--- Task description ---
Look through the material below for "seller". Copy every line that contains it.

--- Information given ---

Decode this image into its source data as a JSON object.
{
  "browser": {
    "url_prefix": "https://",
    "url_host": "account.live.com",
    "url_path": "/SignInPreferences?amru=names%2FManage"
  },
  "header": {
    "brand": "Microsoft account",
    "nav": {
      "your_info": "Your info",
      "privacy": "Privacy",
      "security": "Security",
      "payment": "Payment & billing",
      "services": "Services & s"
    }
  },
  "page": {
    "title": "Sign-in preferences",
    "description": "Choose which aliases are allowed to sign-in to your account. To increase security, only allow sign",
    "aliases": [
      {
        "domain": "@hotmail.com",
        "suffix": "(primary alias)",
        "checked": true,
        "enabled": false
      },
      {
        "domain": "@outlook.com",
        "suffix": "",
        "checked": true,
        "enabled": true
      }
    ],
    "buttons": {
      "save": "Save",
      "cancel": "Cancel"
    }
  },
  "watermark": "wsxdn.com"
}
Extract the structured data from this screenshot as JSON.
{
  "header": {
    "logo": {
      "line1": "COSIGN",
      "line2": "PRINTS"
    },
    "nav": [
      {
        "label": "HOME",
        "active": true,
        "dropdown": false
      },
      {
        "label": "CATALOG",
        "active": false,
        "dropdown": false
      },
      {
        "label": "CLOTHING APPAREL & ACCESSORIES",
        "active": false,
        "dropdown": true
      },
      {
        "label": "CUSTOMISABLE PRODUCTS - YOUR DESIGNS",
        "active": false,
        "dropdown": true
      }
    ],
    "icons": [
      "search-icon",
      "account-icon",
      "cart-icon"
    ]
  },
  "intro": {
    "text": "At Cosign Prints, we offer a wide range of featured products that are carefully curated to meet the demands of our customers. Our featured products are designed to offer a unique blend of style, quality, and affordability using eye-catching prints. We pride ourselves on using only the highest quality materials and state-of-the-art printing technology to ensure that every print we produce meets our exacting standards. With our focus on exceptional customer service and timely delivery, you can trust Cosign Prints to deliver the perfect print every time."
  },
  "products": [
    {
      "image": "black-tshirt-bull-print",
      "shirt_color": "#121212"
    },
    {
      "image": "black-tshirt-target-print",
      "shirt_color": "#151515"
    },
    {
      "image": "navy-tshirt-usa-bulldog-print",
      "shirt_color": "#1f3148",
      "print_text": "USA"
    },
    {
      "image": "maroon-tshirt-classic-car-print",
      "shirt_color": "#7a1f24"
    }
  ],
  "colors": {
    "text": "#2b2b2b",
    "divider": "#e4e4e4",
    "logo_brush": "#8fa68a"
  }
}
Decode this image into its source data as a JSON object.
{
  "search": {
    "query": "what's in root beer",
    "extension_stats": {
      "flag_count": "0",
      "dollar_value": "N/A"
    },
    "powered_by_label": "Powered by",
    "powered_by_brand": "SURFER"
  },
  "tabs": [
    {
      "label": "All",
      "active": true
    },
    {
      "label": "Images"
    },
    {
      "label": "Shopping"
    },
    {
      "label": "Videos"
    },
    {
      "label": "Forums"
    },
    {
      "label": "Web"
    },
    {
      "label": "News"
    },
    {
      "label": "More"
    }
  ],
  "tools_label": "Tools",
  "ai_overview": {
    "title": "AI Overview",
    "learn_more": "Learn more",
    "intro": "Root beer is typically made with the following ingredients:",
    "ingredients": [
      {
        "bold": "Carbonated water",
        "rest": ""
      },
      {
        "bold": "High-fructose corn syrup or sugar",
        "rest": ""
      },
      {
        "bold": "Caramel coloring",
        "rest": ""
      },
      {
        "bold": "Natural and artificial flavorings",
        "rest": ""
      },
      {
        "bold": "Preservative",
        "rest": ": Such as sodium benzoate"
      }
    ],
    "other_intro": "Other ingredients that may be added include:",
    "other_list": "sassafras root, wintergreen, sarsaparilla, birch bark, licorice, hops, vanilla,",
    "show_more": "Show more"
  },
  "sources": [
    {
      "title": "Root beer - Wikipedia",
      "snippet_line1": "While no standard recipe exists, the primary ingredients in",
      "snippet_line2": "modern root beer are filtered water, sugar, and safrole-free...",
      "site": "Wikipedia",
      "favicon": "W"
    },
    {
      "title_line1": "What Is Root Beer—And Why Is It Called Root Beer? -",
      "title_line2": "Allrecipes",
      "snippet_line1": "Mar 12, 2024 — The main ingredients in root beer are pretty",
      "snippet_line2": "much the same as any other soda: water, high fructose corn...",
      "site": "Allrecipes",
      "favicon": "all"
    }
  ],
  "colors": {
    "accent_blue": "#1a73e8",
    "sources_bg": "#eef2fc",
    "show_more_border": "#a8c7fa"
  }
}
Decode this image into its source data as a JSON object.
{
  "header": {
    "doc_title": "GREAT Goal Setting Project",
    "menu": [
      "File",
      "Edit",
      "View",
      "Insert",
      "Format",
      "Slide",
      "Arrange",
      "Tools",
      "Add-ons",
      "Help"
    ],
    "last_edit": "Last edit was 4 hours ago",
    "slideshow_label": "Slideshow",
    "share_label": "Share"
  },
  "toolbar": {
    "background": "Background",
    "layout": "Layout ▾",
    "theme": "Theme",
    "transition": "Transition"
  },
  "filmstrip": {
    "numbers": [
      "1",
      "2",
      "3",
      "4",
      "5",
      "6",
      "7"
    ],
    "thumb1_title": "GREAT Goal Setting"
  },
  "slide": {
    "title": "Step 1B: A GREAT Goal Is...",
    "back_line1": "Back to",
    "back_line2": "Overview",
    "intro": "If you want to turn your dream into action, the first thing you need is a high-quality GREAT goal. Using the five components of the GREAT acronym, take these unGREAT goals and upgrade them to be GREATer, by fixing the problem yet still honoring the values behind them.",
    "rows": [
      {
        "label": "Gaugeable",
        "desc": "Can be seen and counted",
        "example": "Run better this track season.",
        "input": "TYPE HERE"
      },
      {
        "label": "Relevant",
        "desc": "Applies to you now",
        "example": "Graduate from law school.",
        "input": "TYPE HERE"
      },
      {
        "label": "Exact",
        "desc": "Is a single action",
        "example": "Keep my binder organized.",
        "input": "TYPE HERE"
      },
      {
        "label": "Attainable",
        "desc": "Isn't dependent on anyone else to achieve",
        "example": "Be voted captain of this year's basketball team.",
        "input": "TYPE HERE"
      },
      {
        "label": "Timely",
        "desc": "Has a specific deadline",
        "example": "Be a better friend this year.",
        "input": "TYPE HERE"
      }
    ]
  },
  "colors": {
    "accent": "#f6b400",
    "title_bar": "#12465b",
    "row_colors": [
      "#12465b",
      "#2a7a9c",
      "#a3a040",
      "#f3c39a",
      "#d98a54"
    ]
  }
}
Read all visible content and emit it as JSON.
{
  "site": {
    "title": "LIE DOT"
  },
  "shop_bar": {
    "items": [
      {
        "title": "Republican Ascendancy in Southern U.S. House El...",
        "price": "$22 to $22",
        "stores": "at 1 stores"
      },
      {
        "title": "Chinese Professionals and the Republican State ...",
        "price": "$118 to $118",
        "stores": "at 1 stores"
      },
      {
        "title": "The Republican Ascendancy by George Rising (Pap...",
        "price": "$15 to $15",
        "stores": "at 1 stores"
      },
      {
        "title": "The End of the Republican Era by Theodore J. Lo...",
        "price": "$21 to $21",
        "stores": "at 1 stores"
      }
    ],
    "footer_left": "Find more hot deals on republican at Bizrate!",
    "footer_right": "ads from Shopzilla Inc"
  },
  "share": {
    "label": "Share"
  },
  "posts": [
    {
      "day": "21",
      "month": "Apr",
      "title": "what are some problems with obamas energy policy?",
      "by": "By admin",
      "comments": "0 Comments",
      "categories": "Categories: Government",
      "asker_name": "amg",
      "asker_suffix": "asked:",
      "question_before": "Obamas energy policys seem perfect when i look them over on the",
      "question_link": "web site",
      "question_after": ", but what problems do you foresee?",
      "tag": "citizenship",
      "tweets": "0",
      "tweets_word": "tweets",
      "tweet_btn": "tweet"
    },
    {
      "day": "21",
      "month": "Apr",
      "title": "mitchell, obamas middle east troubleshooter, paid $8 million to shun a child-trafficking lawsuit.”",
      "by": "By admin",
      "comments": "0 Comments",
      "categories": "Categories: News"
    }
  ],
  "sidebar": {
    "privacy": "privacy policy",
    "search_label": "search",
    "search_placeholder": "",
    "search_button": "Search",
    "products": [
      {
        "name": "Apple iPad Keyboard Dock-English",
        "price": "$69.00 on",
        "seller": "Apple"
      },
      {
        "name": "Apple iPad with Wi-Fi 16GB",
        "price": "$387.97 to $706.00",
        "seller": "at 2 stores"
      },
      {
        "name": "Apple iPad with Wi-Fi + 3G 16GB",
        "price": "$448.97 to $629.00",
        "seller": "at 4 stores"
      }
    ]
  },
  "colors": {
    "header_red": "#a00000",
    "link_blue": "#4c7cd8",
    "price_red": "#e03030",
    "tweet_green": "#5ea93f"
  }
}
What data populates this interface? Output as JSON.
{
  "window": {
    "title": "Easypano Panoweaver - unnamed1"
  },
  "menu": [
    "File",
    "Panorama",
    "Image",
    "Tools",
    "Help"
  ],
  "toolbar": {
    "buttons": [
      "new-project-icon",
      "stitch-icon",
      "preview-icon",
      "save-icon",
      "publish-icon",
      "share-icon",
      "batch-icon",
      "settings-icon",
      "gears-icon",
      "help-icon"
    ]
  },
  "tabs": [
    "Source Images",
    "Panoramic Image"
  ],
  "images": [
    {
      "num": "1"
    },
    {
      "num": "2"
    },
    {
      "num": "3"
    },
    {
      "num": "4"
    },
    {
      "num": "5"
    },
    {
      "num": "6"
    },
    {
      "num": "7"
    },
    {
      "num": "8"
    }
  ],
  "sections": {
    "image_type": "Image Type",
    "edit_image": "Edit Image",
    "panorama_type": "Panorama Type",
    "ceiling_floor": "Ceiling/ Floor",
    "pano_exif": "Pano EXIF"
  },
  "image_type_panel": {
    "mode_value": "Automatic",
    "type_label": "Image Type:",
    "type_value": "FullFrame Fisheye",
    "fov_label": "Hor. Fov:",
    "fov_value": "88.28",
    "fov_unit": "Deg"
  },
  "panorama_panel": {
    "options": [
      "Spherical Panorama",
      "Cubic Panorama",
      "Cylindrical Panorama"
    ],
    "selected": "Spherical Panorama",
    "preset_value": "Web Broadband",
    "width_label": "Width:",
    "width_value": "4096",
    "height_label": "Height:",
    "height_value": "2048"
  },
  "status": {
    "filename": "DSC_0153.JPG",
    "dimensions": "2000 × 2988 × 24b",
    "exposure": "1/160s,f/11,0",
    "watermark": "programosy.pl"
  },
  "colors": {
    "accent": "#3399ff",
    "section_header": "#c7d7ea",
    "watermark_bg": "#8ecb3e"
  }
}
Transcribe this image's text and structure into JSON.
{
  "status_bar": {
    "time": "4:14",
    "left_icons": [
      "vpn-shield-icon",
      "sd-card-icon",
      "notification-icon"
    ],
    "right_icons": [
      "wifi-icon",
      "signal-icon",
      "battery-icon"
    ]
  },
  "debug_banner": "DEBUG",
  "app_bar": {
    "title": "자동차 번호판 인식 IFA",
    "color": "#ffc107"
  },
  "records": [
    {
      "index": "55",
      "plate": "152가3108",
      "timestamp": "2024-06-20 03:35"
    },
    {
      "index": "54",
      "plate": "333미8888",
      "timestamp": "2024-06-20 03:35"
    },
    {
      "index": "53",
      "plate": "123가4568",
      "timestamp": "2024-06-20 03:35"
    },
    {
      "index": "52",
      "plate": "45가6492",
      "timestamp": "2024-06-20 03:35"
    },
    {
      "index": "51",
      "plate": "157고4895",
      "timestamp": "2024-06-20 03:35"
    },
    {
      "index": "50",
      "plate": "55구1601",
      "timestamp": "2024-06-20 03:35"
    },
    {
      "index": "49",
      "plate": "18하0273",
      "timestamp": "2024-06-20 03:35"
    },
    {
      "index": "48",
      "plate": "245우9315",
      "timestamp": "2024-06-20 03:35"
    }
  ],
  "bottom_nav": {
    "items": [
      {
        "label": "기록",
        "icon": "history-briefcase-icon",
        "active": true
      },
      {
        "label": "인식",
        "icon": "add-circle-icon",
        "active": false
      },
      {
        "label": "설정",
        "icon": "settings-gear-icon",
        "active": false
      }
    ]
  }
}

--- Result of the exercise ---
        "seller": "Apple"
        "seller": "at 2 stores"
        "seller": "at 4 stores"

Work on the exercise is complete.